The evergreen Toyota Fortuner is so popular that it still sells up a storm – even though it is about to be replaced. The all-new version is waiting in the wings, and here’s what to expect from the second-generation version.
Due for launch in April, the all-new Toyota Fortuner replaces a model that has become part of the South African automotive landscape. Whether you’re venturing to the Southern Cape for a December holiday, or queuing in traffic during the school run in Sandton, you’re likely to be surrounded by Toyota’s iconic Hilux-based SUV.
As was the case with its predecessor, the new Fortuner will be built in South Africa, so it should be competitively priced against its direct (imported) competitors, the new Ford Everest, Chevrolet Trailblazer and Mitsubishi Pajero Sport, which itself is due for replacement this year.
In Australia, the newcomer is initially sold only with the brand’s new 130kW/450Nm 2.8-litre turbodiesel engine, but it has already been stated that the South African market will receive a bigger line-up. Note that the 2.8-litre engine’s torque output drops to 420Nm when coupled with a six-speed manual transmission.
The automatic transmission is also a six-speed unit, and is offered in Australia with steering-mounted shift paddles. The manual transmission features a system called iMT, which blips the throttle on downshifts to allow for rev matching and smoother progress.
With regard to fuel consumption, Toyota claims a very impressive 7.8L/100km for the manual model, and 8.6L/100km for the automatic.
The popularity of the outgoing 2.5-litre D-4D model makes a very strong case for a more affordable model powered by the new 2.4-litre turbodiesel engine. In the new Hilux this engine develops 120kW and 400Nm of torque.
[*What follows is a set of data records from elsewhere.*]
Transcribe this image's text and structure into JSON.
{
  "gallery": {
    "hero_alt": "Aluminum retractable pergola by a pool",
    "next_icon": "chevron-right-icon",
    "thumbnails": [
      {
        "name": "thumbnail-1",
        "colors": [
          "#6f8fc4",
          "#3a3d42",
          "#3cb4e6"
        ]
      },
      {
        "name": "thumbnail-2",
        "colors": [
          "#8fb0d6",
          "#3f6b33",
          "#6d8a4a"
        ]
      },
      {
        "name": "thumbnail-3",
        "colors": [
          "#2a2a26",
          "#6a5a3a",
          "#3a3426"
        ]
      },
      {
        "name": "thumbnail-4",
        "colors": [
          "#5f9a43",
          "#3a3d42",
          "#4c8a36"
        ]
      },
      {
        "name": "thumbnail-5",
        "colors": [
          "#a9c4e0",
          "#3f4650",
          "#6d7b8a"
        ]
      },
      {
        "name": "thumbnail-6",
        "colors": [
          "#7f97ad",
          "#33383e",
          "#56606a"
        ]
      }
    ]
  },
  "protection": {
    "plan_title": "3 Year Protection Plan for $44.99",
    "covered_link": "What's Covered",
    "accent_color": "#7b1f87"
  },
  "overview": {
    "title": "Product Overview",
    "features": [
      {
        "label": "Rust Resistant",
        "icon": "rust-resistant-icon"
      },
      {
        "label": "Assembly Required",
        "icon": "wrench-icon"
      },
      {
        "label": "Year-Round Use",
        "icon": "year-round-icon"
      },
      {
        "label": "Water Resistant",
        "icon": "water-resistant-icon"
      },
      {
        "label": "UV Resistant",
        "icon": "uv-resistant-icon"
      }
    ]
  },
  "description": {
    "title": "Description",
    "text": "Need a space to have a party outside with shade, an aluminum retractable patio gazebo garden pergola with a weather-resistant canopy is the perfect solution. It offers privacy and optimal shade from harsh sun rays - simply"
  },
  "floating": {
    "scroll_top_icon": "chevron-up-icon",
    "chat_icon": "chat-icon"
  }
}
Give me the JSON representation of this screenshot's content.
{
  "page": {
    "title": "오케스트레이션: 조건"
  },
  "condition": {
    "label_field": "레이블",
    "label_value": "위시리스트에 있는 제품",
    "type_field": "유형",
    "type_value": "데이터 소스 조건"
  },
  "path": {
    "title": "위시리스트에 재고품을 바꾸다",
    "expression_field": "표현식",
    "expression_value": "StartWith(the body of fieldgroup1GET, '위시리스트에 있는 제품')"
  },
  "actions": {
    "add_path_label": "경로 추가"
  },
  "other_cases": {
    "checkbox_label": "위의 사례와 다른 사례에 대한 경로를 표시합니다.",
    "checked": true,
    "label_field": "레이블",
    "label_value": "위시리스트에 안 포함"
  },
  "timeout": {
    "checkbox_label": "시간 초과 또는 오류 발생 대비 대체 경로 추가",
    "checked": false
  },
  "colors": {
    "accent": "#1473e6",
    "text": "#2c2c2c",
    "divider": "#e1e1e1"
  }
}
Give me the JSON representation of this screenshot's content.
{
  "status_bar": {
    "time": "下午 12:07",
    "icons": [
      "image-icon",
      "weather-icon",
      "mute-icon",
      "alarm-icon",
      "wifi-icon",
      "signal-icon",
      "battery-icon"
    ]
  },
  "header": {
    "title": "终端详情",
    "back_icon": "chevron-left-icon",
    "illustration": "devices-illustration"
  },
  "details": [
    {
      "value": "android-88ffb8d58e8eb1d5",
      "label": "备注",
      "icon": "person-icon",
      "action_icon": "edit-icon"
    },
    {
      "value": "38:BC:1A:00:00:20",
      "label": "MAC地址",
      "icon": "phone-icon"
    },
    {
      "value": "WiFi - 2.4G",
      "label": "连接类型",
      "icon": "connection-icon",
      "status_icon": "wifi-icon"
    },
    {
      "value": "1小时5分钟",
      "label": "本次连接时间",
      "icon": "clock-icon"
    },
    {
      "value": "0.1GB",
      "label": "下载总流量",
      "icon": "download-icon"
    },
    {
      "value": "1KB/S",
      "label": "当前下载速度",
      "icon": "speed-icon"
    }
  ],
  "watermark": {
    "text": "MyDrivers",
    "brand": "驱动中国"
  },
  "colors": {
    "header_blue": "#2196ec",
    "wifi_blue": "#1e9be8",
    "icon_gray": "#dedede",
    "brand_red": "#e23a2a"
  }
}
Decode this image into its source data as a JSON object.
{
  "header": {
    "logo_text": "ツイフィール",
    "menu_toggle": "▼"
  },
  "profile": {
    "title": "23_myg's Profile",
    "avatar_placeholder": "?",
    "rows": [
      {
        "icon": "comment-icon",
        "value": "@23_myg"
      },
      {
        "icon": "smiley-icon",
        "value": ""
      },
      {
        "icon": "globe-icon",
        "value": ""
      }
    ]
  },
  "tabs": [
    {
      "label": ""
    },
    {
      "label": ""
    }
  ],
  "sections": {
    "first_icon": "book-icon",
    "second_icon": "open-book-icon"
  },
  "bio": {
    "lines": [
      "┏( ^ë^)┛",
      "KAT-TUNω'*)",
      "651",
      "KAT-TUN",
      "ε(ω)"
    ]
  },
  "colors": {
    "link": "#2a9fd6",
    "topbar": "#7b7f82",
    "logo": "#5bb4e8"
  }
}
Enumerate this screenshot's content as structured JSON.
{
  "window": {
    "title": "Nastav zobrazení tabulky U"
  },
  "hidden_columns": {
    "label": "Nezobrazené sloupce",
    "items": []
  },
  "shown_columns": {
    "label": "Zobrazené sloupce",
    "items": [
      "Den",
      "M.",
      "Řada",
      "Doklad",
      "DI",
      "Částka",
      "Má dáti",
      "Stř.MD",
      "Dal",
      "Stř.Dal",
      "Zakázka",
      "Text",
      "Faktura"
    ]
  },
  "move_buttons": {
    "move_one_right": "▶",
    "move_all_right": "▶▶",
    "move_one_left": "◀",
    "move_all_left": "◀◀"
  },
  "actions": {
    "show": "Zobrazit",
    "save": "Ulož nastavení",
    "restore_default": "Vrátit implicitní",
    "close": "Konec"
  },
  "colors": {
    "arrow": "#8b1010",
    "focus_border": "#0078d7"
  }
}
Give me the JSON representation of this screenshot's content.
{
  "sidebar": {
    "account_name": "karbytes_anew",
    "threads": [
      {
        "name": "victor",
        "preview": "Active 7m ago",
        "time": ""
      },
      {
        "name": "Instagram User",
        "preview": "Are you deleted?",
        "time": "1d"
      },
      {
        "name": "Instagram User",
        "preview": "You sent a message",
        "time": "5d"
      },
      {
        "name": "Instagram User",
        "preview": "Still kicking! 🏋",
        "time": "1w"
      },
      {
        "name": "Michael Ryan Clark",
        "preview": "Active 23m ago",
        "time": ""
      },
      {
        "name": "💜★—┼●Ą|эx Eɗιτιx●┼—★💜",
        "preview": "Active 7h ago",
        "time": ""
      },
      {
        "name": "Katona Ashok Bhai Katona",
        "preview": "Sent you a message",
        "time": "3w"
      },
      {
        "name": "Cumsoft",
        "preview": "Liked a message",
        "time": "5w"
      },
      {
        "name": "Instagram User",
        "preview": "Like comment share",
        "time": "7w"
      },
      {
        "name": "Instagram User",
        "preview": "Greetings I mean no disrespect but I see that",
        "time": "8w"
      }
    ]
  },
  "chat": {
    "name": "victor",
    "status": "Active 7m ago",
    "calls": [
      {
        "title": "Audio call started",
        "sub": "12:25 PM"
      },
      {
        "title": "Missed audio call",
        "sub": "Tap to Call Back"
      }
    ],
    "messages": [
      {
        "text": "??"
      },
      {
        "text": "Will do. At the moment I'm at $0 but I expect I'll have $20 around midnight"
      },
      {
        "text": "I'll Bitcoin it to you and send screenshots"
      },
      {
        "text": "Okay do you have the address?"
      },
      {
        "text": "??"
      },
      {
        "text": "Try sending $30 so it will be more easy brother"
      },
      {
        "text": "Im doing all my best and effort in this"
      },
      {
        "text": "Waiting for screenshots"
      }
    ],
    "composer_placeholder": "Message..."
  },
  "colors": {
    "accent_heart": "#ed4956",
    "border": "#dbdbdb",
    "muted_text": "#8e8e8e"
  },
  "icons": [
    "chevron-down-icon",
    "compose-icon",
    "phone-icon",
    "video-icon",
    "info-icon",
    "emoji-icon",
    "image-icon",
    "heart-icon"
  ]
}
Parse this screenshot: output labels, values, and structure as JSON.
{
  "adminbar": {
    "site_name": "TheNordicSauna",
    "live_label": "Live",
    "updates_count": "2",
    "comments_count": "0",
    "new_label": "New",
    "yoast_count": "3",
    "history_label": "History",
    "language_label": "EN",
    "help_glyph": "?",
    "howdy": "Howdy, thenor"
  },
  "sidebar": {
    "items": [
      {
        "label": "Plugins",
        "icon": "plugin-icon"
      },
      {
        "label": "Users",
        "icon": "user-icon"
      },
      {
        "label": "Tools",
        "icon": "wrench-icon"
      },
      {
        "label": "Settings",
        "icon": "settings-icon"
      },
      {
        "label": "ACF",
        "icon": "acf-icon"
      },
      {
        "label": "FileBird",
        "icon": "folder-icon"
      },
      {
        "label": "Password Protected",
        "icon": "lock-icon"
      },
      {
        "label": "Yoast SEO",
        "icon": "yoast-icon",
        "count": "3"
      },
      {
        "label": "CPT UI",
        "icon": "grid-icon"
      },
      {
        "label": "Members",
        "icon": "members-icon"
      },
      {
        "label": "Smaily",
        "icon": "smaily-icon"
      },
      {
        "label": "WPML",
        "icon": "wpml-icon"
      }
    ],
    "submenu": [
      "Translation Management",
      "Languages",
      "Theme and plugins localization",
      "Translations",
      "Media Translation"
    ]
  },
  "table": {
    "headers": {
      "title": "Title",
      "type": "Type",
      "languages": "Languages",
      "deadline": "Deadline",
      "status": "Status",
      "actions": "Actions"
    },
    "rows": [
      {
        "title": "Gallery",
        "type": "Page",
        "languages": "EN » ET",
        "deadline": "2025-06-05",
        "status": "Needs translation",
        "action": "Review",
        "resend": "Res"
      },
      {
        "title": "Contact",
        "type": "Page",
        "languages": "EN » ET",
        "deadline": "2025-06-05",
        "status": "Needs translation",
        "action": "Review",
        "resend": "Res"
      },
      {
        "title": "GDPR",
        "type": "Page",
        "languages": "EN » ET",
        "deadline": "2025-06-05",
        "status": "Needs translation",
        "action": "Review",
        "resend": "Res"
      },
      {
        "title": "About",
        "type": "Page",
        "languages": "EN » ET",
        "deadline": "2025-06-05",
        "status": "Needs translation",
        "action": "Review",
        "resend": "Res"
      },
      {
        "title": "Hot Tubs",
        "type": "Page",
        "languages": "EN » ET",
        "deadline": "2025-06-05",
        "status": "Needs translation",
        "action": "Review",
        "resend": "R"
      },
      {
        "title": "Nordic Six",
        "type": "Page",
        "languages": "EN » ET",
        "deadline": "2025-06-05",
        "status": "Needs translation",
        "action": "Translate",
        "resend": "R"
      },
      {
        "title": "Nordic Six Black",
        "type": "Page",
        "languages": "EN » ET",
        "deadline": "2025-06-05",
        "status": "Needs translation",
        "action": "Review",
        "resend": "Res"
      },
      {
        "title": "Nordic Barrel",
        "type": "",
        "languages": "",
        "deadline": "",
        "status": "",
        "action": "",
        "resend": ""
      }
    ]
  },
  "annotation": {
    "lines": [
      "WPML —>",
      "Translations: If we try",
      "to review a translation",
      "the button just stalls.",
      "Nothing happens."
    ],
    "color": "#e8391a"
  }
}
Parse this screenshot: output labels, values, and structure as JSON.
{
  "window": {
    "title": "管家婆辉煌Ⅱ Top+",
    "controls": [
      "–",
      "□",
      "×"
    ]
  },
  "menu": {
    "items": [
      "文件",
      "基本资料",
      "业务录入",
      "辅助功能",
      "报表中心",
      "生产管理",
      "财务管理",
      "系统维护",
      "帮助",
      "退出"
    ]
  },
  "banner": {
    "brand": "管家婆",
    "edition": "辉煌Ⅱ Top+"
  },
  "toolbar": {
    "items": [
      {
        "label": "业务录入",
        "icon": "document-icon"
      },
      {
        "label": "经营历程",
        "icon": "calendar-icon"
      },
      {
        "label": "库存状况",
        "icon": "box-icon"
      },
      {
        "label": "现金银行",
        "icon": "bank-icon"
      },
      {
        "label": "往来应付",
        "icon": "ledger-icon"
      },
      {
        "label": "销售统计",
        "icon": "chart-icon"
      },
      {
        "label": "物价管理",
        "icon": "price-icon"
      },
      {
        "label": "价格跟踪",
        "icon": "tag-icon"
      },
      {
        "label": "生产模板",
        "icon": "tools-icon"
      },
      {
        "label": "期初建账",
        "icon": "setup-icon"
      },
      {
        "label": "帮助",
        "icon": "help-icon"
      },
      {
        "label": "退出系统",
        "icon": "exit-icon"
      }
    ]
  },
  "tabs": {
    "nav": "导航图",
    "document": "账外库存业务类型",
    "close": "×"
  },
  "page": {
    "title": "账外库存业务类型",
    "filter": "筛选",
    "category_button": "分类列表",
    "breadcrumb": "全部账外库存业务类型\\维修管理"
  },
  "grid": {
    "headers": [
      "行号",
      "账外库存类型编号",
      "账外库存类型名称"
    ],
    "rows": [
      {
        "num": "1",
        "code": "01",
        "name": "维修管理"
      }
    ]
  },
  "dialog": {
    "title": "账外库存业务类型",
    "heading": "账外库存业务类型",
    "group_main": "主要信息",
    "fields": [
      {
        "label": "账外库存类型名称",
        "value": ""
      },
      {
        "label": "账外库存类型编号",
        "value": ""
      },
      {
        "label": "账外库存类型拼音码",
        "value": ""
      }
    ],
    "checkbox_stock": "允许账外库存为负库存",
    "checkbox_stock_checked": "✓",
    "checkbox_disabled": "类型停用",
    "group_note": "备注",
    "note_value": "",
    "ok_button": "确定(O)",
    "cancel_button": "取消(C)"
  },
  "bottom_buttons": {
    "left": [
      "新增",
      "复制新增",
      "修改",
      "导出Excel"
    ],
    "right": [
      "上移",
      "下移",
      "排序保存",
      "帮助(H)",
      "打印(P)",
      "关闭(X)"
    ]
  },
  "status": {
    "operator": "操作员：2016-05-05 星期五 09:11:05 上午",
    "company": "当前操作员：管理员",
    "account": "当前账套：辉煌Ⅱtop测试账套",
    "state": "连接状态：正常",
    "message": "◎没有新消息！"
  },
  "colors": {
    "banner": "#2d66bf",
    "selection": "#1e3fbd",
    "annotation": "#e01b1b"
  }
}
Sales of the 4.0-litre V6 petrol unit were extremely limited last year, so a big question mark hangs over that derivative.
In Australia, all models feature switchable four-wheel drive (2/4H/4L), but rear-wheel drive Fortuner derivatives were also popular in South Africa in the past, and can be offered at a lower price point. We expect such derivatives to remain part of the local offering. Australian-specification Fortuners also offer a manually lockable rear differential and hill-descent control, which we expect to also be the case in South Africa. The ground clearance is rated at 225 mm, the wading depth at 700 mm and the tow rating is 3 000 kg for automatic 2,8-litre Fortuners (2 800kg for manual versions).
Judging by initial reports coming from overseas, Toyota has done a very good job of giving the Fortuner a more upmarket, refined interior than the Hilux pick-up, which itself is dramatically improved over its predecessor. Not only is the facia design different, but more premium materials such as soft-touch plastics and leather inserts (on some spec levels) add a healthy dose of luxury appeal. In fact, some reviewers have stated that the Fortuner now looks and feels more like a Prado inside!
Interestingly, Toyota has stuck with the somewhat controversial third-row seating design that sees the chairs flip up against the luggage compartment’s sidewalls when not in use. In the Chevrolet Trailblazer and Ford Everest the third-row seats fold flat into the floor. Note that even the third-row seats in the Fortuner now boast a reclining function. In Australia, there are ventilation outlets for all three rows of seating, and multiple 12V power sockets. The second row also boasts IsoFIX child seat anchors.
On some models the luggage compartment can be accessed via a powered tailgate that can be operated by a switch on the dashboard, the tailgate itself, or by pressing a button on the very smart-looking new keyfob. A memory function is also offered, so owners can programme the height to which the tailgate should open – ideal for low-roofed garages or when parking under trees regularly. The tailgate can open to a maximum height of 1.91m.
Focus on safety and refinement
The new Ford Everest has set a high standard for technology in this segment, particularly with regards to safety features. Toyota has responded swiftly and equipped the Fortuner to follow suit.
In Australia, all models have a reverse-view camera and seven airbags, including driver’s knee airbag, front-seat side airbags and side curtain-shield airbags. Standard electronic safety features include vehicle stability control, active traction control, trailer sway control, hill-start assist control and ABS with brake assist and electronic brake-force distribution (EBD).
Then there is also trailer sway control that uses brake control and engine output control to suppress lateral trailer movement caused by factors such as cross winds or variable road surfaces. Finally, active traction control is designed to prevent the wheels from spinning on low-friction surfaces. It also provides high levels of control in off-road situations by distributing torque to the wheels that have traction.
Another major focus area was ride refinement and NVH (noise, vibration, harshness) control. The new, stiffer platform and all-coil suspension is said to contribute to an on-road ride quality that’s significantly less bakkie-like.
To see the new Fortuner in action, view this overseas television commercial.